> _Entries taken from a collection_
*-*-*
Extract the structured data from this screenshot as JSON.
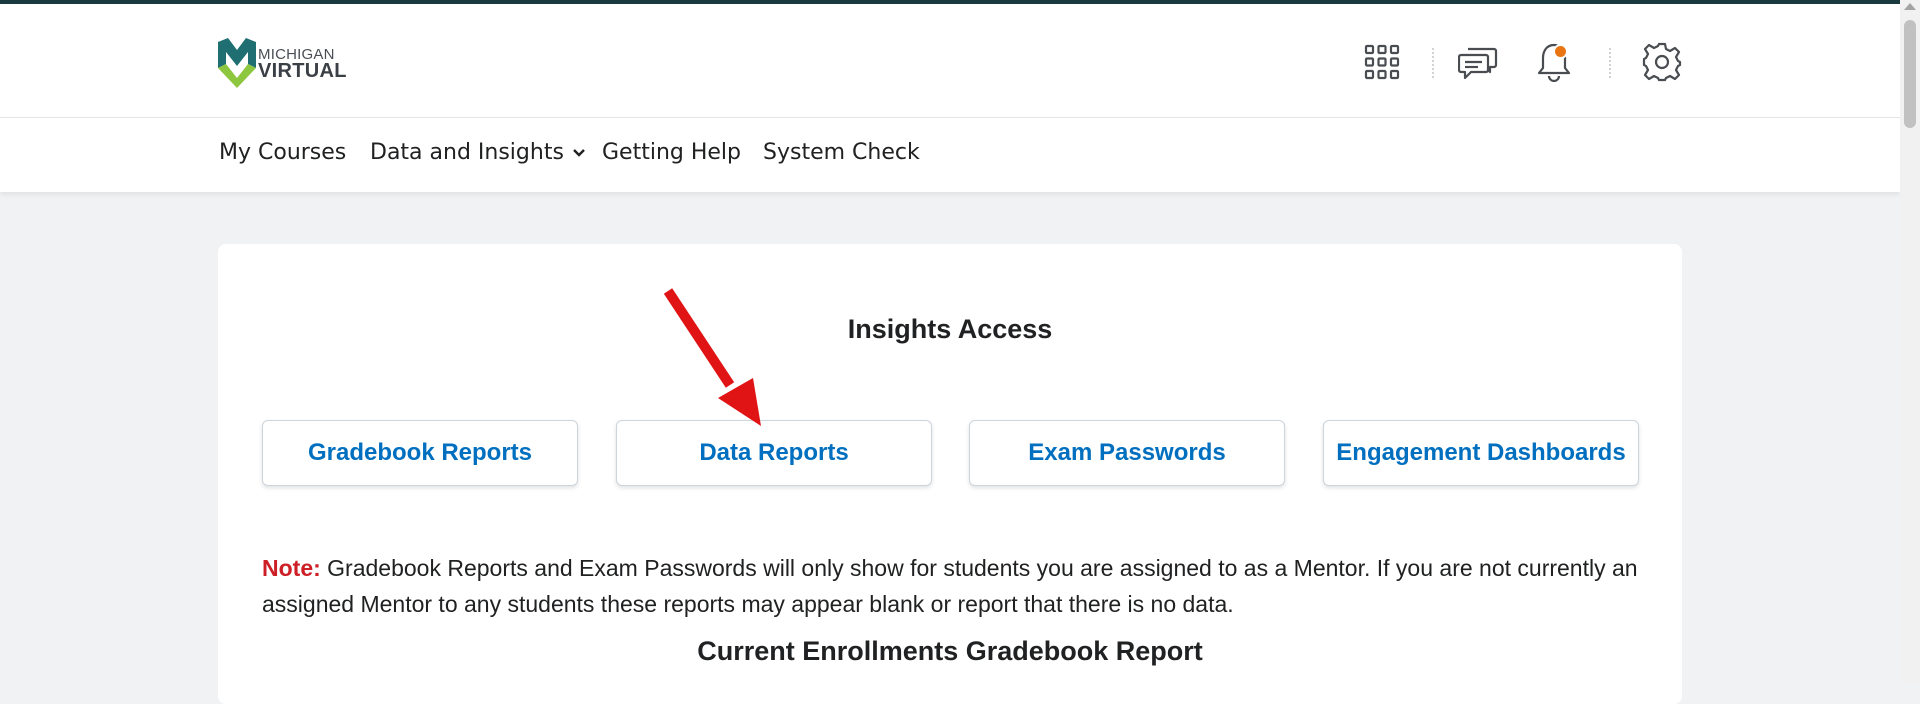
{
  "logo": {
    "line1": "MICHIGAN",
    "line2": "VIRTUAL"
  },
  "header_icons": [
    "apps-grid-icon",
    "message-icon",
    "bell-icon",
    "gear-icon"
  ],
  "nav": {
    "items": [
      {
        "label": "My Courses"
      },
      {
        "label": "Data and Insights"
      },
      {
        "label": "Getting Help"
      },
      {
        "label": "System Check"
      }
    ]
  },
  "card": {
    "title": "Insights Access",
    "buttons": [
      {
        "label": "Gradebook Reports"
      },
      {
        "label": "Data Reports"
      },
      {
        "label": "Exam Passwords"
      },
      {
        "label": "Engagement Dashboards"
      }
    ],
    "note_label": "Note:",
    "note_text": " Gradebook Reports and Exam Passwords will only show for students you are assigned to as a Mentor. If you are not currently an assigned Mentor to any students these reports may appear blank or report that there is no data.",
    "subtitle": "Current Enrollments Gradebook Report"
  },
  "colors": {
    "accent_link": "#006fbf",
    "note_red": "#cd2026",
    "notification_dot": "#e87511",
    "annotation_arrow": "#e01414",
    "top_line": "#1b3a3f"
  }
}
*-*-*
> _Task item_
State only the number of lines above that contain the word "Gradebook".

> _Solution to this task_
3